Geomorphic measurements of overall fault zone width may thus underestimate the true width of the fault zone, especially in deposits that have experienced small displacements along structurally immature faults. The ability to predict the width of fault-related deformation in advance of future events is important for understanding fault rupture mechanics and mitigation of seismic hazards to the built environment. For instance, improved constraints on expected surface deformation patterns could aid in the potential development of earthquake hazard microzonation maps detailing the expected magnitude and width of OFD, which in turn could be incorporated into standards for more effective earthquake-resistant design. Furthermore, failure to account for OFD in geomorphic measurements of fault slip may lead to systematic underestimation of the total fault slip, and consequently to underestimation of paleoearthquake magnitudes and fault slip rates. Because fault slip rates are a basic input into most probabilistic seismic hazard analyses, this will lead to underestimation of the seismic hazard associated with a fault. Proper interpretation of fault-related deformation patterns in the landscape therefore rests on the recognition that although OFD may not be fully geomorphically expressed, the processes that accommodate OFD nevertheless play a crucial role in accommodating coseismic strain in the near surface, especially along structurally immature faults.

This research was funded by the U.S. National Science Foundation (grant EAR-1321914 to Dolan). Lidar data were collected by the U.S. National Center for Airborne Laser Mapping (NCALM) and New Zealand Aerial Mapping. Thanks to Michael Sartori, Juan Fernandez, and Heezin Lee for help with lidar collection and processing. Special thanks to Simon and Jane Fowler, Muller Station (and the Satterthwaites), and Molesworth Station (and the Wards) for graciously allowing us access. This study benefited from reviews by Kate Scharer, Olaf Zielke, and Nic Barth.
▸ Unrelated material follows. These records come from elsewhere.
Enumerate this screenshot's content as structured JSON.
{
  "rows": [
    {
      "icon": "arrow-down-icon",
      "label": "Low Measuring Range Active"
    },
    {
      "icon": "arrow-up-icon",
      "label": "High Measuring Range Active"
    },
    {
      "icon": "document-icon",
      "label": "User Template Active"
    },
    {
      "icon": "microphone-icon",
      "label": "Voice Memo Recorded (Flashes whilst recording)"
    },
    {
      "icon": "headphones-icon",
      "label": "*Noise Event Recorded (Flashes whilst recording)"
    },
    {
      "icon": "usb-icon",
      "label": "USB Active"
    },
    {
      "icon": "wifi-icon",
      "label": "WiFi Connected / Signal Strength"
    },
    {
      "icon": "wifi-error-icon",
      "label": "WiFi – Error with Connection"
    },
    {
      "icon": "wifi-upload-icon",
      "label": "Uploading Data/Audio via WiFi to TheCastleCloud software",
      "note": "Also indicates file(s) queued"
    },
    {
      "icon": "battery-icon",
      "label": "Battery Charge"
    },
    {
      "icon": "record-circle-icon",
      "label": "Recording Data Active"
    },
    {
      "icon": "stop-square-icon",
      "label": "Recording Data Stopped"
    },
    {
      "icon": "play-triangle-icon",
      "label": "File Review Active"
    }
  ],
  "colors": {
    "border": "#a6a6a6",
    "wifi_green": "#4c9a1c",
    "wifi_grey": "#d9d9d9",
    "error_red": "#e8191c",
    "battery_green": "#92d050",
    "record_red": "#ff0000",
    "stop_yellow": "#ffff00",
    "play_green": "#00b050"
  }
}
1GSA Data Repository item 2015341, descriptions of the Wairau and Awatere faults, cumulative displacement of the Awatere fault, comparison of fault structural complexities, terrace offsets and ages, lidar acquisition specifications, and uninterpreted lidar images, is available online at www.geosociety.org/pubs/ft2015.htm, or on request from editing@geosociety.org or Documents Secretary, GSA, P.O. Box 9140, Boulder, CO 80301, USA.